Chicago Doesn’t Even Have Half The Health Inspectors Needed To Inspect High-Risk Restaurants

Image courtesy of Cpt. Brick

While it might be reassuring to see a sign posted in your favorite restaurant or other food establishment that it’s earned the approval of the city health department, that doesn’t necessarily mean health inspectors have actually been by recently to do their job.

An audit [PDF] of recent health inspections in Chicago found that the city’s Department of Public Health inspection program is “seriously understaffed,” with not even half the number of inspectors it would need to comply with state requirements.

In order to complete all the inspections necessary, CDPH would need 94 inspectors. It currently has 38 on staff.

Under Illinois law, there are three categories of restaurants, based on the level of risk: High-risk eateries — generally meaning restaurants, hospital kitchens, schools where the food is prepared on-site; Medium-risk — grocery stores, bakeries, delis; and Low-Risk — gas stations, convenience stores and other places where only beverages and pre-packaged foods are served.

The state requires that high-risk establishments are inspected twice annually. Medium-risk shops get a check-up every year, and low-risk stores are to be inspected every two years.

The OIG says that CDPH inspected only 3,566, or 43.9%, of high-risk establishments at least twice in 2015; only 2,478, or 80.1%, of medium-risk establishments at least once in 2015; and only 1,078, or 24.8%, of low-risk establishments at least once in 2014 or 2015.

All told, the city conducted 20,900 food inspections in 2015, falling far short of the 30,026 it was supposed to do.

“CDPH’s inability to meet the state standards not only undermines public trust in the city’s capacity to fulfill this fundamental local governmental function. It also places at risk millions of dollars in annual grant funding,” funding,” writes Inspector General Joseph Ferguson.

That being said, CDPH did conduct timely re-inspection of violations identified during initial inspections, the OIG noted, as well as timely inspections when responding to public complaints about restaurants submitted by consumers through the city’s 311 system.

The OIG is now recommending to Mayor Rahm Emanuel’s administration that it collaborate with the Illinois Department of Public Health to design and implement a new inspection schedule that is “feasible to execute and sufficiently rigorous to promote food safety.”

If that doesn’t happen, OIG suggests that CDPH work with the Office of Budget and Management, “as well as the state officials charged with awarding grant funds dedicated for this purpose, to secure sufficient funding to achieve compliance with the existing inspection-frequency rules.”
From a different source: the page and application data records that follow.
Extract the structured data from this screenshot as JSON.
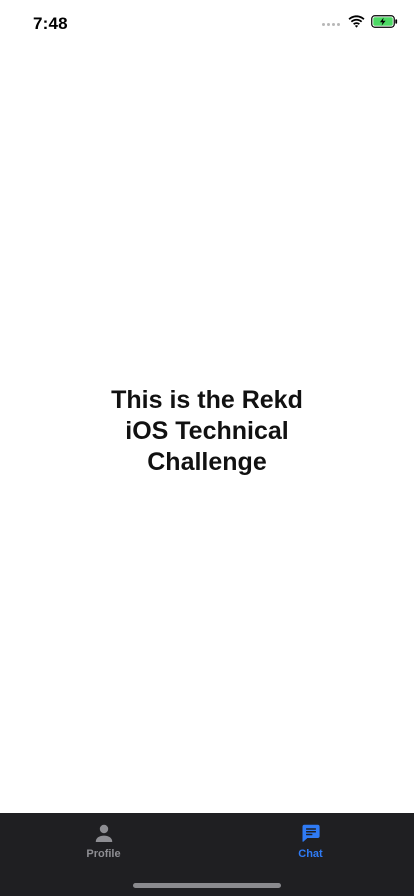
{
  "status_bar": {
    "time": "7:48"
  },
  "main": {
    "headline": "This is the Rekd iOS Technical Challenge"
  },
  "tab_bar": {
    "tabs": [
      {
        "label": "Profile",
        "icon": "person-icon",
        "selected": false
      },
      {
        "label": "Chat",
        "icon": "chat-icon",
        "selected": true
      }
    ]
  },
  "colors": {
    "accent": "#2f7bf6",
    "tab_bar_background": "#1f1f22",
    "inactive_tab": "#8e8e93",
    "battery_fill": "#4cd964"
  }
}
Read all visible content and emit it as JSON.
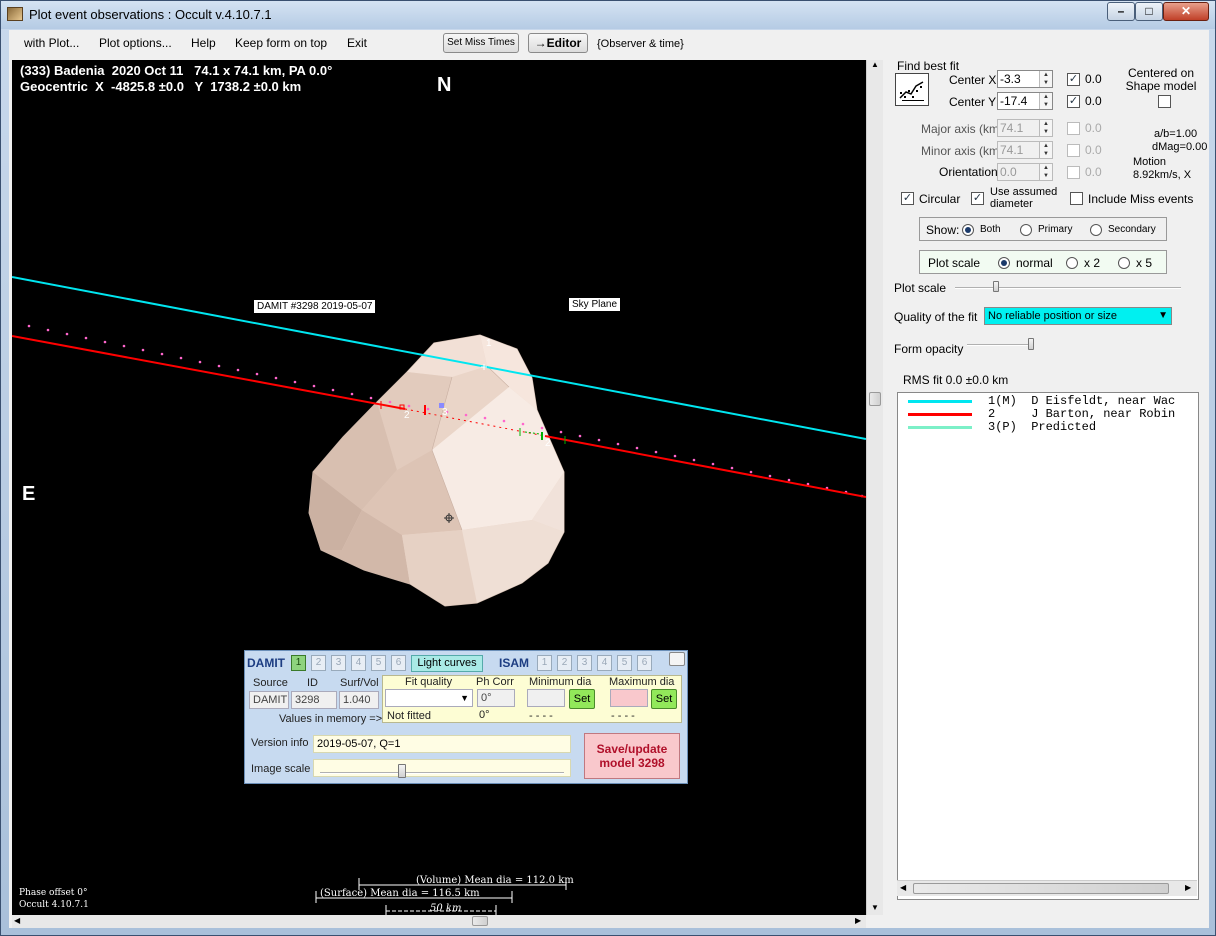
{
  "window": {
    "title": "Plot event observations : Occult v.4.10.7.1"
  },
  "menu": {
    "items": [
      "with Plot...",
      "Plot options...",
      "Help",
      "Keep form on top",
      "Exit"
    ],
    "set_miss_times": "Set Miss Times",
    "editor": "→Editor",
    "observer_time": "{Observer & time}"
  },
  "plot": {
    "header_line1": "(333) Badenia  2020 Oct 11   74.1 x 74.1 km, PA 0.0°",
    "header_line2": "Geocentric  X  -4825.8 ±0.0   Y  1738.2 ±0.0 km",
    "north": "N",
    "east": "E",
    "damit_tag": "DAMIT #3298 2019-05-07",
    "sky_plane_tag": "Sky Plane",
    "chord_labels": [
      "1",
      "2",
      "3",
      "2"
    ],
    "phase_offset": "Phase offset 0°",
    "occult_version": "Occult 4.10.7.1",
    "volume_mean_dia": "(Volume) Mean dia = 112.0 km",
    "surface_mean_dia": "(Surface) Mean dia = 116.5 km",
    "scale_bar": "50 km",
    "colors": {
      "chord1": "#00e6f0",
      "chord2": "#ff0000",
      "predicted": "#ff66cc",
      "body": "#ecd8cc"
    }
  },
  "damit": {
    "label": "DAMIT",
    "isam_label": "ISAM",
    "model_numbers": [
      "1",
      "2",
      "3",
      "4",
      "5",
      "6"
    ],
    "active_model": "1",
    "light_curves": "Light curves",
    "source_header": "Source",
    "id_header": "ID",
    "surfvol_header": "Surf/Vol",
    "source_value": "DAMIT",
    "id_value": "3298",
    "surfvol_value": "1.040",
    "values_in_memory": "Values in memory =>",
    "fit_quality_header": "Fit quality",
    "ph_corr_header": "Ph Corr",
    "min_dia_header": "Minimum dia",
    "max_dia_header": "Maximum dia",
    "ph_corr_value": "0°",
    "not_fitted": "Not fitted",
    "ph_corr_memory": "0°",
    "min_dia_memory": "- - - -",
    "max_dia_memory": "- - - -",
    "set_label": "Set",
    "version_info_label": "Version info",
    "version_info_value": "2019-05-07, Q=1",
    "image_scale_label": "Image scale",
    "save_line1": "Save/update",
    "save_line2": "model 3298",
    "image_scale_fraction": 0.33
  },
  "fit": {
    "find_best_fit": "Find best fit",
    "center_x_label": "Center X",
    "center_x": "-3.3",
    "center_x_fit": "0.0",
    "center_y_label": "Center Y",
    "center_y": "-17.4",
    "center_y_fit": "0.0",
    "centered_on_shape": "Centered on Shape model",
    "major_axis_label": "Major axis (km)",
    "major_axis": "74.1",
    "major_fit": "0.0",
    "minor_axis_label": "Minor axis (km)",
    "minor_axis": "74.1",
    "minor_fit": "0.0",
    "orientation_label": "Orientation",
    "orientation": "0.0",
    "orientation_fit": "0.0",
    "ab_ratio": "a/b=1.00",
    "dmag": "dMag=0.00",
    "motion_label": "Motion",
    "motion_value": "8.92km/s, X",
    "circular": "Circular",
    "use_assumed_diameter": "Use assumed diameter",
    "include_miss_events": "Include Miss events",
    "show_label": "Show:",
    "show_options": [
      "Both",
      "Primary",
      "Secondary"
    ],
    "show_selected": "Both",
    "plot_scale_label": "Plot scale",
    "plot_scale_options": [
      "normal",
      "x 2",
      "x 5"
    ],
    "plot_scale_selected": "normal",
    "plot_scale_slider_label": "Plot scale",
    "quality_label": "Quality of the fit",
    "quality_value": "No reliable position or size",
    "form_opacity_label": "Form opacity",
    "rms_fit": "RMS fit 0.0 ±0.0 km"
  },
  "observers": [
    {
      "text": "1(M)  D Eisfeldt, near Wac",
      "color": "#00e6f0"
    },
    {
      "text": "2     J Barton, near Robin",
      "color": "#ff0000"
    },
    {
      "text": "3(P)  Predicted",
      "color": "#7cf0c8"
    }
  ]
}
The CDPH responded to the audit by agreeing with the OIG’s recommendation, and says it’s committed to achieving compliance with the help of the state.

(h/t Chicago Sun-Times)

Want more consumer news? Visit our parent organization, Consumer Reports, for the latest on scams, recalls, and other consumer issues.